About The Film

This film project originally began with the intent to be a tool for advocacy in the lead-up to the 2020 Presidential election, hoping to sway primarily pro-choice voters by educating them on what later abortion is. All the interviews were shot on an iPhone during the height of COVID, in June 2020. The producers sent each of the participants an iPhone 11 with a small ring light to set up in their home or office, and interviewed them remotely via Zoom.

However, due to budget restrictions and other extenuating factors, production was paused indefinitely by September. While it was disappointing for the production team not to be able to finish this in time for the election, the hiatus made for serendipitous timing, given what was happening with abortion rights across the country in the following years.

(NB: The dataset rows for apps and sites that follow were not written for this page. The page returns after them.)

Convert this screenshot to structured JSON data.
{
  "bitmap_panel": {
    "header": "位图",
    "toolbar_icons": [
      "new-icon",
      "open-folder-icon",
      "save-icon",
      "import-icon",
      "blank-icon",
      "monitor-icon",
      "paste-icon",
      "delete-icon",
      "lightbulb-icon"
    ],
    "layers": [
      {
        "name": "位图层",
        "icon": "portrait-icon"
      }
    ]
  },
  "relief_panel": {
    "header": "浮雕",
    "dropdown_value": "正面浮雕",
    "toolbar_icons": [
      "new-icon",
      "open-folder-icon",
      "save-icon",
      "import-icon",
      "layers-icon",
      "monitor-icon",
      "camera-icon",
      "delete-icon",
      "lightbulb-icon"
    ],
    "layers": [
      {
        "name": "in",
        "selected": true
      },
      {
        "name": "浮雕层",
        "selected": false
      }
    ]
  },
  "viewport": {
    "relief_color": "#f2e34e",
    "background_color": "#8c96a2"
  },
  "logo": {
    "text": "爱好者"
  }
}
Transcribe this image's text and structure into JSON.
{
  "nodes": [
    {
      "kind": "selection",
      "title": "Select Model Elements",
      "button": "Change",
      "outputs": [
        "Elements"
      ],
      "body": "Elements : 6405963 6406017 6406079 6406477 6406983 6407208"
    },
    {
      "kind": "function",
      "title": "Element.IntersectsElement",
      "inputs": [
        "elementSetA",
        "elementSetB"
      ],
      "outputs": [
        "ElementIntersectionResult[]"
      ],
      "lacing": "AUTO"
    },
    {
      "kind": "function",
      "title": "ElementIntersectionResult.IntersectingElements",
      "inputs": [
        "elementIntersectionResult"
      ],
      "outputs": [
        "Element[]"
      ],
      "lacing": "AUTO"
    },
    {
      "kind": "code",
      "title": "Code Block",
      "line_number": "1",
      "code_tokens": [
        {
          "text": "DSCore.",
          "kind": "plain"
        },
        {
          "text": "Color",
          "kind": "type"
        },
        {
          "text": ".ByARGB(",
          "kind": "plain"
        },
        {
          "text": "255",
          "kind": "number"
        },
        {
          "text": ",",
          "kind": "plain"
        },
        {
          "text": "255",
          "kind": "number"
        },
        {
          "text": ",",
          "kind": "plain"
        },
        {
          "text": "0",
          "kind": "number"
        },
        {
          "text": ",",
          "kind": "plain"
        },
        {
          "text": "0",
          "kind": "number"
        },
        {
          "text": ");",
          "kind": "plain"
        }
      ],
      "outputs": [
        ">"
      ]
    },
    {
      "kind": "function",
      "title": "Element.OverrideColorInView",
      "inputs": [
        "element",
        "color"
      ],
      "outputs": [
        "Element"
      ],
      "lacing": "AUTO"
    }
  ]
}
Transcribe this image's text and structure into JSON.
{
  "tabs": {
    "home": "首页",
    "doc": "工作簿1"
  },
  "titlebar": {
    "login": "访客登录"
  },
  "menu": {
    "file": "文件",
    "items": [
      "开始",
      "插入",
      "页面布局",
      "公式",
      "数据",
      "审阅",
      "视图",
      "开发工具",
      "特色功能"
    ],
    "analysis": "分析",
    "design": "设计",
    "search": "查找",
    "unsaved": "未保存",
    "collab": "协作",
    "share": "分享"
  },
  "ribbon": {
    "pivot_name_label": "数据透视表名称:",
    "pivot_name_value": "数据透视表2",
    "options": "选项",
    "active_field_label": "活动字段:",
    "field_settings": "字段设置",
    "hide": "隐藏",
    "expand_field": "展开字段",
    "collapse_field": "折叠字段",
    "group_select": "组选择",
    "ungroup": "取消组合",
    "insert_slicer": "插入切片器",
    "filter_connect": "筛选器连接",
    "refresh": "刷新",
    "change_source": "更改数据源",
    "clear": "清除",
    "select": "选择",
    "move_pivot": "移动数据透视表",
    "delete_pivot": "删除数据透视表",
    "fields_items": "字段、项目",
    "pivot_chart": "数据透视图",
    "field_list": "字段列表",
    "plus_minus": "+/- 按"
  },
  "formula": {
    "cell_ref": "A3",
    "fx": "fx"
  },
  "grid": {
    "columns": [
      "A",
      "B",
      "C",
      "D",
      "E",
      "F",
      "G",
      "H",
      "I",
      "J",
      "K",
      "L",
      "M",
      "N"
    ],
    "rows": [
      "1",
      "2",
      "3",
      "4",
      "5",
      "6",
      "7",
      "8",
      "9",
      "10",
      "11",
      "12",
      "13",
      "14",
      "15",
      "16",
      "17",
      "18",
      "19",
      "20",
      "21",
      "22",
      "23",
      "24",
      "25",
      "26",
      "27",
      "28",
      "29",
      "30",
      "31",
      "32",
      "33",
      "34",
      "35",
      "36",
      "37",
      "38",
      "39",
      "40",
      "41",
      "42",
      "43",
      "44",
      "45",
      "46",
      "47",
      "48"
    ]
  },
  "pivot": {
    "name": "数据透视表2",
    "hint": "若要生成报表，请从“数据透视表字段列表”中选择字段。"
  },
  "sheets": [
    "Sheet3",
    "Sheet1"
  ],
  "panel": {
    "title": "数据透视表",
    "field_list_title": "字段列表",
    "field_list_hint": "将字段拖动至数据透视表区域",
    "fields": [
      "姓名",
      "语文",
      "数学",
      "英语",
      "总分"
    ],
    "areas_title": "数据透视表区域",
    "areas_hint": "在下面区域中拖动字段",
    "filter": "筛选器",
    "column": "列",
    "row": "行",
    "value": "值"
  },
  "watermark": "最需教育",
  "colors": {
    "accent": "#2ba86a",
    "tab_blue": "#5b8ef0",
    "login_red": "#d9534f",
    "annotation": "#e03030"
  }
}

When Roe v Wade was overturned in June 2022, through the Dobbs v Jackson U.S. Supreme Court decision, all of a sudden this film and its message became more important than ever. The extra time gave the production team a chance to develop the stories thoroughly, and think about creative ways to ensure the film had a maximum impact.

In 2021 editor Prakshi Malik and animation director Marcia “Marcita” Leite came on board. The use of animation to retell each of the stories would enable more creative freedom without being exploitative toward each of the storytellers. Animation also allowed for more cohesiveness for the overall film.

With financial support from The Harnisch Foundation’s Awesome Without Borders grant in 2021, Studio IX’s Mother Project grant in 2022, The Creative Power Award in 2022, Dr. Nancy O’Reilly’s Women Connect4Good Foundation in 2023, and a successful Kickstarter campaign in October 2022, ‘Someone You Know’ was able to be completed by the Fall of 2023.

This film was made to help amplify the voices and lived experiences of abortion storytellers, in the hope it will generate empathy and challenge our perspectives. It is not a political film. It is a portrait of what it looks like to be an abortion seeker in America today, having to navigate numerous barriers to get the care they need.

The production team hopes this short documentary will remind audiences that everybody loves someone who has had an abortion, and despite what the ugly political and divisive media rhetoric will tell you, the person getting a later abortion is likely someone you know.

Director’s Statement

As a storyteller and filmmaker, my goal is human connection. How can I take deep, complex and even divisive issues, and present them in a way that shifts our thinking? I believe personal storytelling is the magical ingredient to enabling people from all different backgrounds to understand one another and find empathy.

As someone who left a conservative Evangelical church and saw the first-hand impact of creating an environment based on fear and misinformation around abortion despite women secretly having abortions, and as a filmmaker who has seen the way industry executives shy away from this topic despite many of them personally going through the experience, I know there is so much more to explore in this topic than what has been presented in news media and politics.

My goal is to humanize this issue through the storytelling of the women featured. It is not a political film. It is an invitation to hear a different perspective and challenge pre-conceived notions about later abortion.

As Renee Bracey Sherman beautifully states in the film, I hope people who watch ‘Someone You Know’ will understand that “everyone loves someone who has had an abortion, and they should think about the stigma they are taking in, and how it is impacting the people they love.”

– Asha Dahya